Conflict and Displacement: Impact on Girls’ Education

Can you imagine living as a refugee – or as a stateless person with no nationality?  Camps overflow with cramped quarters, no privacy, insufficient latrines, and scarce school options.  Girls are tasked with gathering firewood. They easily become prey for assault when venturing out at dawn to gather wood. The number of refugees, asylum-seekers and displaced and stateless people worldwide has, for the first time since World War II, exceeded 50 million people.  80% are women and children. Failure to resolve and prevent conflict is the number one cause of this displacement.  And it’s the primary barrier preventing children – especially girls – from realizing their right to education. Myanmar has been immersed in civil wars and conflict since the 1960’s. At that time the military junta enacted the Four Cuts policy, consisting of “attacking villages, forcing ethnic villagers to move into heavily controlled relocation sites, destroying their homes and crops, and planting landmines in their former villages and farms to prevent their return”. Impacts on displaced children are severe – increased risk of human rights abuses, …
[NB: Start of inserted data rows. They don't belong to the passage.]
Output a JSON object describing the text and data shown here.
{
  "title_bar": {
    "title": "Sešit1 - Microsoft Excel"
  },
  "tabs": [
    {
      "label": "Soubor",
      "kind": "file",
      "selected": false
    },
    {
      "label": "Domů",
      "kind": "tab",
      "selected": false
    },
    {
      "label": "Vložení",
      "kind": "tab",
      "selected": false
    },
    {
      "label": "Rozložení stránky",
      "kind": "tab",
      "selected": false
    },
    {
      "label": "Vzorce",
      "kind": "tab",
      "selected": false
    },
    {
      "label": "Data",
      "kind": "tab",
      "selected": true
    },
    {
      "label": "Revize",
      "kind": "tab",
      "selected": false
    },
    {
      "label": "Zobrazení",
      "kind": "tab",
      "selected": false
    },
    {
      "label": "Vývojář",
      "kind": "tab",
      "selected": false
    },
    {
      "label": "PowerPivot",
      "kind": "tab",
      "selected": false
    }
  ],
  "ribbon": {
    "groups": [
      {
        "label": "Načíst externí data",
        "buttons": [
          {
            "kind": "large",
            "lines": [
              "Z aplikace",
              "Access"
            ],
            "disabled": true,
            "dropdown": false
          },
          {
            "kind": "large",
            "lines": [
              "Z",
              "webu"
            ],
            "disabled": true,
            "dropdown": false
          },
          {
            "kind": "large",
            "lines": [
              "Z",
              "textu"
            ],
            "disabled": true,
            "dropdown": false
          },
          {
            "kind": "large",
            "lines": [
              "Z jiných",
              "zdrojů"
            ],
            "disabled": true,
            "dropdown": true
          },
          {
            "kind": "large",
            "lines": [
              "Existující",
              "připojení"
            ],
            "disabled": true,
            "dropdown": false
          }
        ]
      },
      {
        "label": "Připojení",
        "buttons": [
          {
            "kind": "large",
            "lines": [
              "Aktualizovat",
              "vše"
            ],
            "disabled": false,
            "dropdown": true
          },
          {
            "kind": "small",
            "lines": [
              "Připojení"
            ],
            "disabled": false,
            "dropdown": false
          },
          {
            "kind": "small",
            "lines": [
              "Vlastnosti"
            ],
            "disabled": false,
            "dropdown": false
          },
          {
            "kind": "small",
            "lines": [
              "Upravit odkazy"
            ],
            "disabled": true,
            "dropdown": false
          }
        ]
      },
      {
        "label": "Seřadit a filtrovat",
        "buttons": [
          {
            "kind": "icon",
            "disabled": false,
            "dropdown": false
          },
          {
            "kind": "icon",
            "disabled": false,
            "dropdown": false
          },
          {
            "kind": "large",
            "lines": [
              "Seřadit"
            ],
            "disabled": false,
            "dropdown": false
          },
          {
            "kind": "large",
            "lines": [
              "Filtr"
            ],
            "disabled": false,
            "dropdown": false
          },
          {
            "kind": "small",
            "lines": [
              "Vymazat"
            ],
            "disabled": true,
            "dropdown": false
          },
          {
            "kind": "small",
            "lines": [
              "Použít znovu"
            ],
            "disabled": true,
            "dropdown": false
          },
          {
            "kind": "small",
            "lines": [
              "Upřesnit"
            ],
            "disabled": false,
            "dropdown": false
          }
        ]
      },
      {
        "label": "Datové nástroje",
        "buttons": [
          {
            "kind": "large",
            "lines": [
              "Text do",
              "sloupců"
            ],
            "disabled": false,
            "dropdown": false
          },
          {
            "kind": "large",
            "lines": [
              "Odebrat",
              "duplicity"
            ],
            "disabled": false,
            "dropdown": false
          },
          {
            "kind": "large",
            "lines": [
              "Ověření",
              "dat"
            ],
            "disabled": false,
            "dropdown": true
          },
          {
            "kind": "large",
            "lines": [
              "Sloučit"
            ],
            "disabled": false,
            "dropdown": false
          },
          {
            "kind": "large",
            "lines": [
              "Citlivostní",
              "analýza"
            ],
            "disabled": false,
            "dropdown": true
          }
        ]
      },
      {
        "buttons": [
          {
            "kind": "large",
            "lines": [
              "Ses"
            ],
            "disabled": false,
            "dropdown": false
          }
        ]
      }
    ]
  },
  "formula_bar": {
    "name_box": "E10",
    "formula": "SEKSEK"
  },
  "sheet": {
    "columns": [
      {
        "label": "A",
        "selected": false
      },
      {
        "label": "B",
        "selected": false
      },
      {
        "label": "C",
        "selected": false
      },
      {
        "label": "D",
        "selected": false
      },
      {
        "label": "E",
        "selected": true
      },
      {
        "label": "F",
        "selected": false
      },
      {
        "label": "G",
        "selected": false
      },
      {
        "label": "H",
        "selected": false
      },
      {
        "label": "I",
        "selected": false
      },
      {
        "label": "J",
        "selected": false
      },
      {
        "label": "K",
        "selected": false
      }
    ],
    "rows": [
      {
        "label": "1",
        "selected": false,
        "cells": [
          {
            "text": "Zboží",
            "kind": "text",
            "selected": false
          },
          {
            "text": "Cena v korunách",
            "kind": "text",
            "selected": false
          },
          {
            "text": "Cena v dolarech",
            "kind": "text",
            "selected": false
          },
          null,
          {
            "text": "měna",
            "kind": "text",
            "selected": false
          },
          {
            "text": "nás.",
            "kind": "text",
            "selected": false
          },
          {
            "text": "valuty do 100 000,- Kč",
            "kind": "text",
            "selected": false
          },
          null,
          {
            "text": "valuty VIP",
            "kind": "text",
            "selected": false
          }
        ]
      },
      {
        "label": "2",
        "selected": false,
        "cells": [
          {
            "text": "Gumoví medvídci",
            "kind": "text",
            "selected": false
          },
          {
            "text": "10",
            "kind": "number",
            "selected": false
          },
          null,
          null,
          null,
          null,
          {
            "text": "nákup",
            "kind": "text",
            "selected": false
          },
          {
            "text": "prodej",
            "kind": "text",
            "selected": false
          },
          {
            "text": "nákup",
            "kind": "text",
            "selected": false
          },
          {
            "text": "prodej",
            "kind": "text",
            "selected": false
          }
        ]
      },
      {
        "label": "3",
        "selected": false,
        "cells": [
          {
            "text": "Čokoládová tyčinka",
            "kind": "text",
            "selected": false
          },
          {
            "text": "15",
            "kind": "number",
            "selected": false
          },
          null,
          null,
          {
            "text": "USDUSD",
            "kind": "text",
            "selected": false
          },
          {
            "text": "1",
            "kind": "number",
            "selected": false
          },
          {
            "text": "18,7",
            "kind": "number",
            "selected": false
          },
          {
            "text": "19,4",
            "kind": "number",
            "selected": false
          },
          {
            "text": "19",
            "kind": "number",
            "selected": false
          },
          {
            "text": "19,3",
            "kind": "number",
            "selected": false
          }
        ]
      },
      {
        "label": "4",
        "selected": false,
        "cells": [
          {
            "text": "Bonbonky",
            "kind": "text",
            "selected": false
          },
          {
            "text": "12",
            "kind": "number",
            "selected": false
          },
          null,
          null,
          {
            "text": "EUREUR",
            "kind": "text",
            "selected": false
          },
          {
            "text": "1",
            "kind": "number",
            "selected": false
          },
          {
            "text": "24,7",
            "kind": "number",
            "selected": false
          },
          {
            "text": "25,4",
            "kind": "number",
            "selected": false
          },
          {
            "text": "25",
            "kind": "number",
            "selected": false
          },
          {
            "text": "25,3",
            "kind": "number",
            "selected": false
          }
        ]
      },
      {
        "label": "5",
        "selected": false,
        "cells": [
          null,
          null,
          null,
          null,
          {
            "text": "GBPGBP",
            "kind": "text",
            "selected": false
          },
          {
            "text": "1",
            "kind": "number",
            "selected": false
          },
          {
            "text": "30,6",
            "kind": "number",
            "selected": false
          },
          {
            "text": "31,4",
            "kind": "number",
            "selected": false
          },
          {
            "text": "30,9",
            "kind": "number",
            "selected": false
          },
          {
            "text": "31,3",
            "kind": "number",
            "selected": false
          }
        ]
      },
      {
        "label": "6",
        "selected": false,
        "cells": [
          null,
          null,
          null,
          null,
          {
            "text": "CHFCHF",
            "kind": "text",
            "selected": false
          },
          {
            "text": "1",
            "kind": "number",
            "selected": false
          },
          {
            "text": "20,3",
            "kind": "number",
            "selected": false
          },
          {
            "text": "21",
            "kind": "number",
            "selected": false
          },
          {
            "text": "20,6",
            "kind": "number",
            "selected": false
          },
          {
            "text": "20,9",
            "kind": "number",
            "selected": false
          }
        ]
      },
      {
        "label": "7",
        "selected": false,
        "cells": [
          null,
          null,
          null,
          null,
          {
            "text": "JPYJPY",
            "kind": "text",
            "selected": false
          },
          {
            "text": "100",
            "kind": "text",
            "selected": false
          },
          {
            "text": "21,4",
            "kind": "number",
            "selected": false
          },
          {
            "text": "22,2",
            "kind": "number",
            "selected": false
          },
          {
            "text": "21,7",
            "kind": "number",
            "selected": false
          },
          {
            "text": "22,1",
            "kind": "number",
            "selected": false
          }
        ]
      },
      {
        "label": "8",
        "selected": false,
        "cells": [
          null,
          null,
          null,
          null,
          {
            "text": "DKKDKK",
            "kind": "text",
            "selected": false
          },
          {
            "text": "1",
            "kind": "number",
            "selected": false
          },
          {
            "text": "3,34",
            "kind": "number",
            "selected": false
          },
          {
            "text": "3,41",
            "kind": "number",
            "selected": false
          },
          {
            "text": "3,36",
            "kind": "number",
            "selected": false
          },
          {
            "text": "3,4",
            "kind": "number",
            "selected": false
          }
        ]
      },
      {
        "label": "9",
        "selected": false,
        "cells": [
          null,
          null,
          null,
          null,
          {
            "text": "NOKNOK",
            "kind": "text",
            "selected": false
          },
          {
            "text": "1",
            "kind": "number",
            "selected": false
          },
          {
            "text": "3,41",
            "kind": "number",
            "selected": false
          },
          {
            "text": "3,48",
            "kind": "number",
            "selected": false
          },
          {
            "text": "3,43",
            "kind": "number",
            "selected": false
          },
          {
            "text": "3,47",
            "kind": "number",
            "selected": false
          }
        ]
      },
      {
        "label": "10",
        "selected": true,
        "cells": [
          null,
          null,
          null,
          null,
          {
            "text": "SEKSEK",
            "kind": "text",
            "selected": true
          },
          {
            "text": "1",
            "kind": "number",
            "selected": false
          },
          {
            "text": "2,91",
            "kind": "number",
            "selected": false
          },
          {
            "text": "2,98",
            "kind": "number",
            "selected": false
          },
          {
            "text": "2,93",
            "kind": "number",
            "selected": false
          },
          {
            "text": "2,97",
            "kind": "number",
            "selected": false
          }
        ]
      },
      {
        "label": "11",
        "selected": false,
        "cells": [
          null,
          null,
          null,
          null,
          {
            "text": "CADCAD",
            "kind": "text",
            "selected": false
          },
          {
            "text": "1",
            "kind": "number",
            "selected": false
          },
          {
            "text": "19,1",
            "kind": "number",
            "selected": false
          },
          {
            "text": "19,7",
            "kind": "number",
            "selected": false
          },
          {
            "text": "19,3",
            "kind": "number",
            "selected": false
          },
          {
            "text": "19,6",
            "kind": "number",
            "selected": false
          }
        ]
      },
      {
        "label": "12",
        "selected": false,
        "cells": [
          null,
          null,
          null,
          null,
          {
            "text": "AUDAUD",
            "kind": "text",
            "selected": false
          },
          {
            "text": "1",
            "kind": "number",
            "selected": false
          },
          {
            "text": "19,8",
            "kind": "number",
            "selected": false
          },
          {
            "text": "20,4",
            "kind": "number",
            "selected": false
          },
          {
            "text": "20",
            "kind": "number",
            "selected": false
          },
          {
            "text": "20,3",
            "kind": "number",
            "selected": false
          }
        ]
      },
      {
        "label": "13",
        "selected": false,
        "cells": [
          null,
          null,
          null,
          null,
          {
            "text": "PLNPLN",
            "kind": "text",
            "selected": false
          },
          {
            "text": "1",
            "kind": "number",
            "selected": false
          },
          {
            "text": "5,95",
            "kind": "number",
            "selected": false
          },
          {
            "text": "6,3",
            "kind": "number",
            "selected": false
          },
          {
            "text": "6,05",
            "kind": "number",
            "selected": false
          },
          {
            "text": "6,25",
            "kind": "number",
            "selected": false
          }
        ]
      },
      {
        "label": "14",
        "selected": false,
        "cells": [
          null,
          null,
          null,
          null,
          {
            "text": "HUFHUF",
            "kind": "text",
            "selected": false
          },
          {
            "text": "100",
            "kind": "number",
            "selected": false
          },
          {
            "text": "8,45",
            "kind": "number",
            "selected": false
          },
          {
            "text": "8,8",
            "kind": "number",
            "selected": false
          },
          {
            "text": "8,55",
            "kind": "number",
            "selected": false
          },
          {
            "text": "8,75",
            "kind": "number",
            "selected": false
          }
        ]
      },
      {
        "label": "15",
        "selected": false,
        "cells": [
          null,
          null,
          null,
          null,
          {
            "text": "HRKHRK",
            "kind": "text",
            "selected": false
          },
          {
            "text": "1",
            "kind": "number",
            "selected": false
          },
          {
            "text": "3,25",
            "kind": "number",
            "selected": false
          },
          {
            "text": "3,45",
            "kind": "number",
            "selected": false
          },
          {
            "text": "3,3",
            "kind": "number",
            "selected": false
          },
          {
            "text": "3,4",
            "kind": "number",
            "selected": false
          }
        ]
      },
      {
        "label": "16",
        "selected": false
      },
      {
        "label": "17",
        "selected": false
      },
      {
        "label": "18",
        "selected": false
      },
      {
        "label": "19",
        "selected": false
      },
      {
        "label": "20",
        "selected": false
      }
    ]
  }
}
The Hidden Price of a Girl’s Education

Fifteen year old Aye Sander lives in the Buddhist nunnery, Chanthar Aung Nunnery School, in the poor outskirts of Yangon, Myanmar.  An avid reader, she is receiving a quality education.  Unlike girls her age attending government schools which teach rote memorization, Aye Sander is learning critical thinking – how to identify, assess, and solve problems – an immeasurable life skill. 350 girls attend Chanthar Aung Nunnery School and forty orphans, like Aye Sander, live there.  With seven classrooms and eleven teachers, the school is overcrowded.  A new building stands nearby, half finished, without funding to complete the roof and flooring.  All their food is cooked over wood fires. Only one of the buildings has electricity. The school depends primarily on donations.  Novices walk through the village twice a month asking for rice and donations.  It is always a struggle to make ends meet and is made more frustrating by the fact that monks are allowed to ask for food on a daily basis. The head nun, a lovely and gracious woman, cares deeply for all the …